● WHAT NEEDS TO BE DONE
Pull each line containing "Last" from the data.

● DATA FOR ANALYSIS
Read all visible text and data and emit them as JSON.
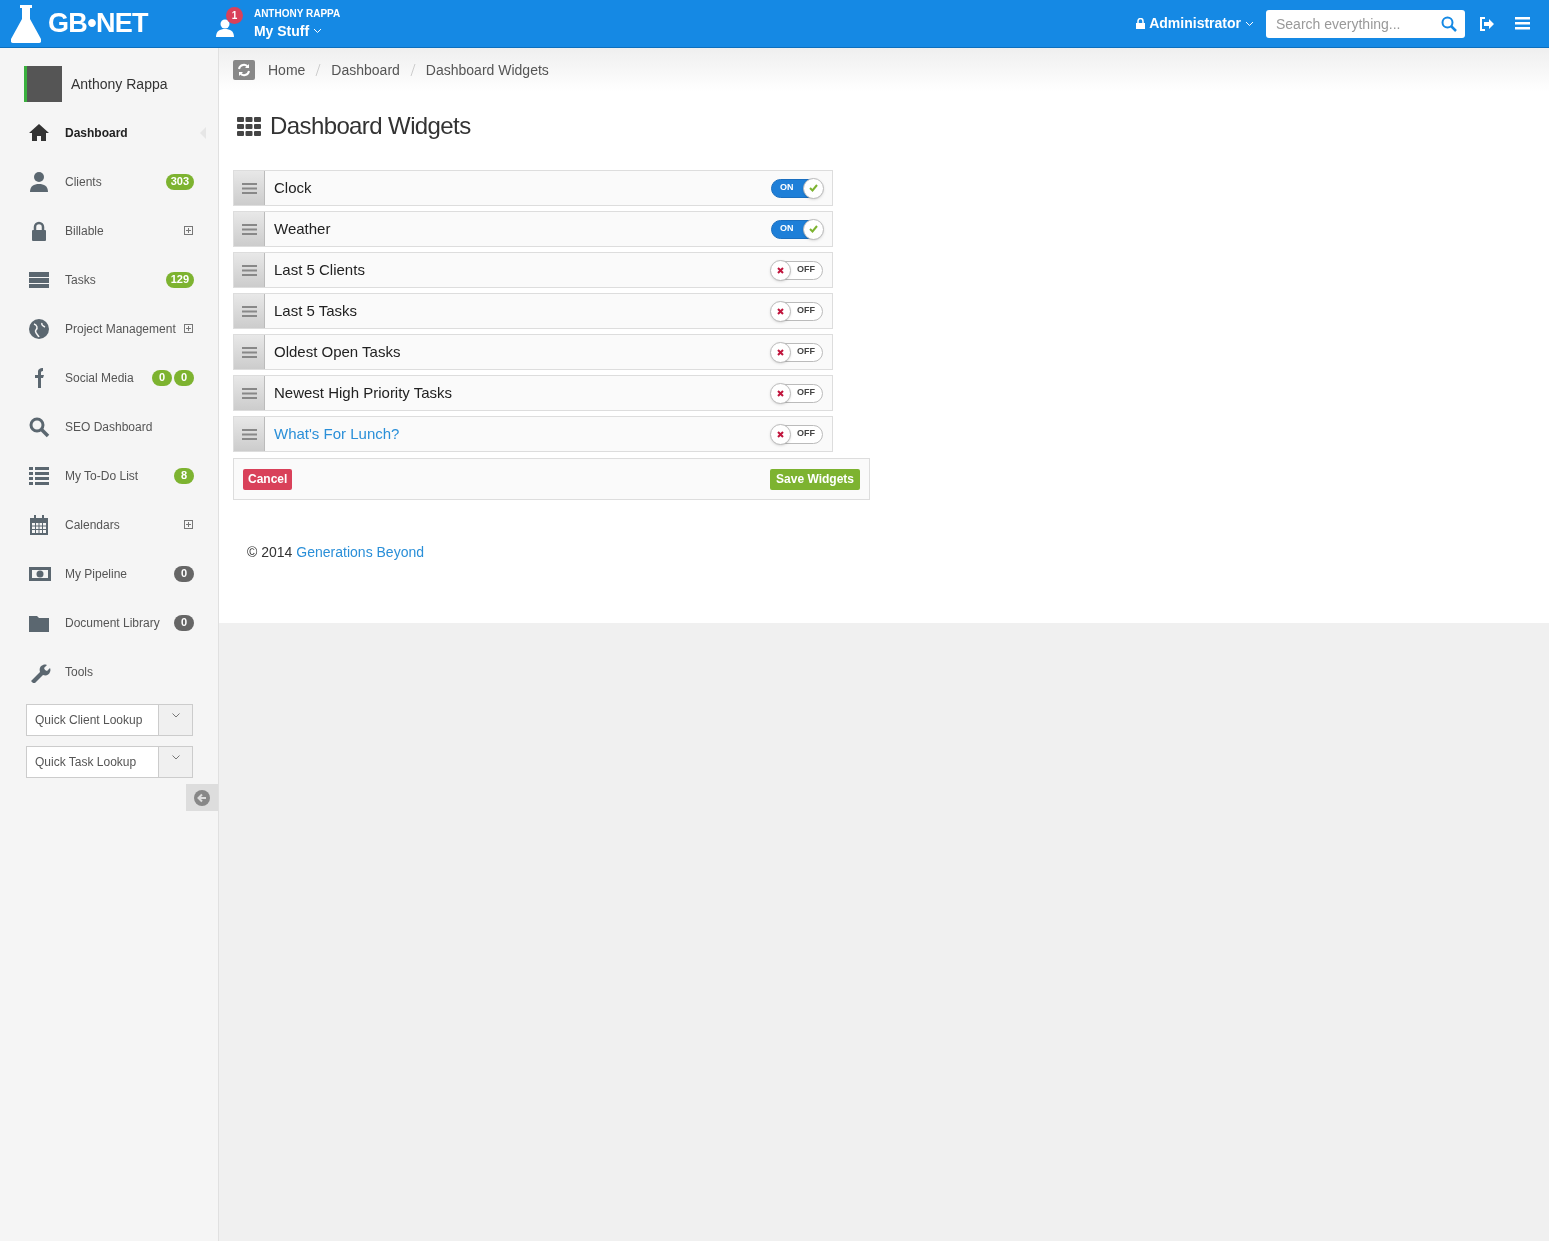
{
  "topbar": {
    "logo": "GB•NET",
    "notifications": "1",
    "user_caption": "ANTHONY RAPPA",
    "menu": "My Stuff",
    "role": "Administrator",
    "search": {
      "placeholder": "Search everything..."
    }
  },
  "sidebar": {
    "user": "Anthony Rappa",
    "items": [
      {
        "label": "Dashboard",
        "selected": true,
        "expandable": false
      },
      {
        "label": "Clients",
        "selected": false,
        "expandable": false,
        "badges": [
          {
            "text": "303",
            "kind": "green"
          }
        ]
      },
      {
        "label": "Billable",
        "selected": false,
        "expandable": true
      },
      {
        "label": "Tasks",
        "selected": false,
        "expandable": false,
        "badges": [
          {
            "text": "129",
            "kind": "green"
          }
        ]
      },
      {
        "label": "Project Management",
        "selected": false,
        "expandable": true
      },
      {
        "label": "Social Media",
        "selected": false,
        "expandable": false,
        "badges": [
          {
            "text": "0",
            "kind": "green"
          },
          {
            "text": "0",
            "kind": "green"
          }
        ]
      },
      {
        "label": "SEO Dashboard",
        "selected": false,
        "expandable": false
      },
      {
        "label": "My To-Do List",
        "selected": false,
        "expandable": false,
        "badges": [
          {
            "text": "8",
            "kind": "green"
          }
        ]
      },
      {
        "label": "Calendars",
        "selected": false,
        "expandable": true
      },
      {
        "label": "My Pipeline",
        "selected": false,
        "expandable": false,
        "badges": [
          {
            "text": "0",
            "kind": "gray"
          }
        ]
      },
      {
        "label": "Document Library",
        "selected": false,
        "expandable": false,
        "badges": [
          {
            "text": "0",
            "kind": "gray"
          }
        ]
      },
      {
        "label": "Tools",
        "selected": false,
        "expandable": false
      }
    ],
    "lookups": [
      "Quick Client Lookup",
      "Quick Task Lookup"
    ]
  },
  "breadcrumb": [
    "Home",
    "Dashboard",
    "Dashboard Widgets"
  ],
  "title": "Dashboard Widgets",
  "widgets": [
    {
      "label": "Clock",
      "on": true,
      "switch_label": "ON",
      "linked": false
    },
    {
      "label": "Weather",
      "on": true,
      "switch_label": "ON",
      "linked": false
    },
    {
      "label": "Last 5 Clients",
      "on": false,
      "switch_label": "OFF",
      "linked": false
    },
    {
      "label": "Last 5 Tasks",
      "on": false,
      "switch_label": "OFF",
      "linked": false
    },
    {
      "label": "Oldest Open Tasks",
      "on": false,
      "switch_label": "OFF",
      "linked": false
    },
    {
      "label": "Newest High Priority Tasks",
      "on": false,
      "switch_label": "OFF",
      "linked": false
    },
    {
      "label": "What's For Lunch?",
      "on": false,
      "switch_label": "OFF",
      "linked": true
    }
  ],
  "buttons": {
    "cancel": "Cancel",
    "save": "Save Widgets"
  },
  "footer": {
    "copyright": "© 2014",
    "link": "Generations Beyond"
  }
}
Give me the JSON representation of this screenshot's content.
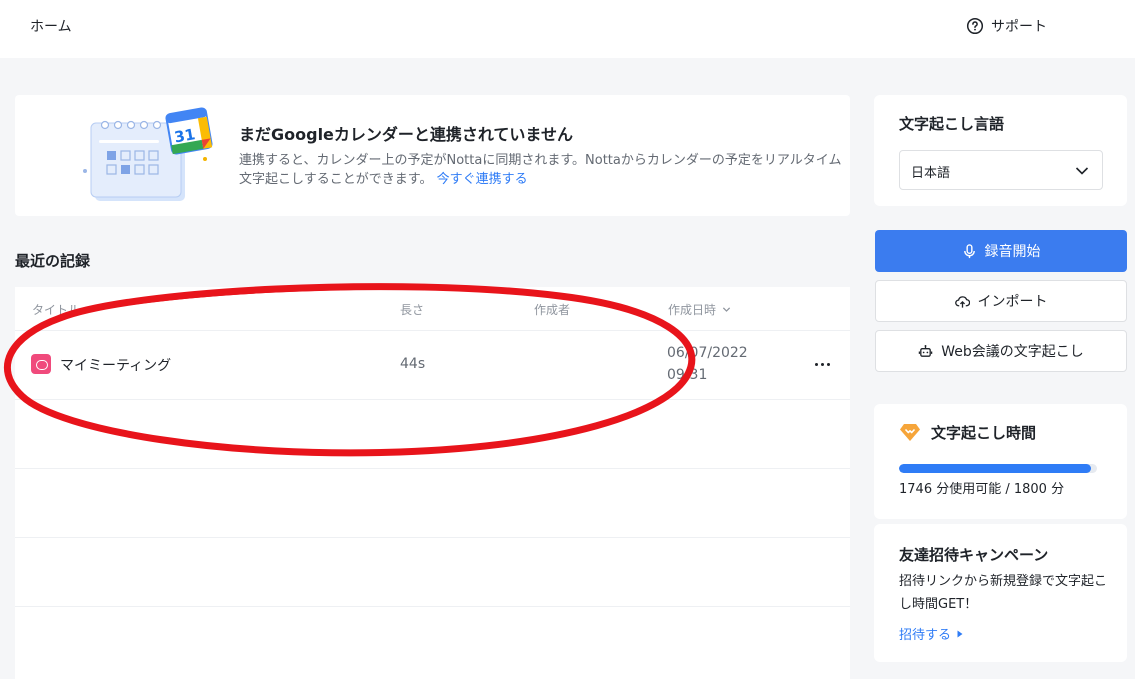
{
  "topbar": {
    "home": "ホーム",
    "support": "サポート",
    "support_icon": "question-circle-icon"
  },
  "banner": {
    "title": "まだGoogleカレンダーと連携されていません",
    "description": "連携すると、カレンダー上の予定がNottaに同期されます。Nottaからカレンダーの予定をリアルタイム文字起こしすることができます。",
    "link": "今すぐ連携する",
    "calendar_day": "31",
    "illustration_icon": "google-calendar-icon"
  },
  "recent": {
    "title": "最近の記録",
    "columns": [
      "タイトル",
      "長さ",
      "作成者",
      "作成日時"
    ],
    "rows": [
      {
        "title": "マイミーティング",
        "length": "44s",
        "author": "",
        "date": "06/07/2022",
        "time": "09:31",
        "icon": "recording-icon",
        "more_icon": "more-dots-icon"
      }
    ]
  },
  "language": {
    "title": "文字起こし言語",
    "selected": "日本語",
    "icon": "chevron-down-icon"
  },
  "actions": {
    "record": "録音開始",
    "import": "インポート",
    "web_meeting": "Web会議の文字起こし",
    "record_icon": "microphone-icon",
    "import_icon": "cloud-upload-icon",
    "web_icon": "robot-icon"
  },
  "transcription_time": {
    "title": "文字起こし時間",
    "icon": "diamond-icon",
    "available": 1746,
    "total": 1800,
    "usage_text": "1746 分使用可能 / 1800 分"
  },
  "invite": {
    "title": "友達招待キャンペーン",
    "description": "招待リンクから新規登録で文字起こし時間GET！",
    "link": "招待する",
    "link_icon": "caret-right-icon"
  },
  "colors": {
    "primary": "#3b7cef",
    "link": "#2f7cf6",
    "annotation": "#e8141b",
    "recording_icon": "#f04a7c",
    "diamond": "#f6a53a"
  }
}
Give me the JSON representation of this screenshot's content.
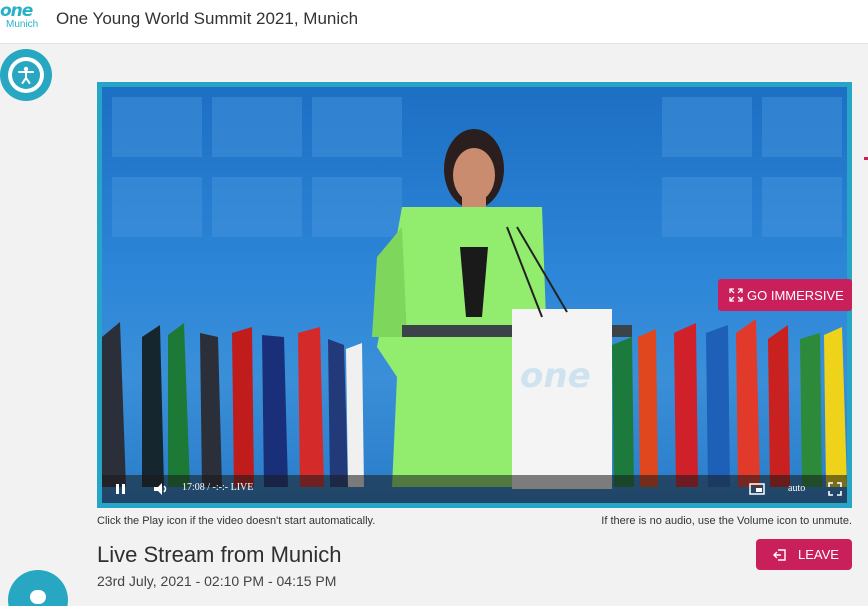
{
  "header": {
    "logo_text": "one",
    "logo_subtext": "Munich",
    "title": "One Young World Summit 2021, Munich"
  },
  "accessibility": {
    "icon": "accessibility-icon"
  },
  "video": {
    "immersive_label": "GO IMMERSIVE",
    "podium_logo": "one",
    "time": "17:08 / -:-:- LIVE",
    "quality": "auto",
    "icons": [
      "pause-icon",
      "volume-icon",
      "picture-in-picture-icon",
      "fullscreen-icon",
      "expand-icon"
    ]
  },
  "notes": {
    "play_hint": "Click the Play icon if the video doesn't start automatically.",
    "audio_hint": "If there is no audio, use the Volume icon to unmute."
  },
  "stream": {
    "title": "Live Stream from Munich",
    "date": "23rd July, 2021 - 02:10 PM - 04:15 PM",
    "leave_label": "LEAVE"
  },
  "colors": {
    "accent": "#27a7c1",
    "action": "#c91f5b",
    "background": "#f2f2f2"
  }
}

● PROBLEM SOLUTION
      "label": "Last 5 Clients",
      "label": "Last 5 Tasks",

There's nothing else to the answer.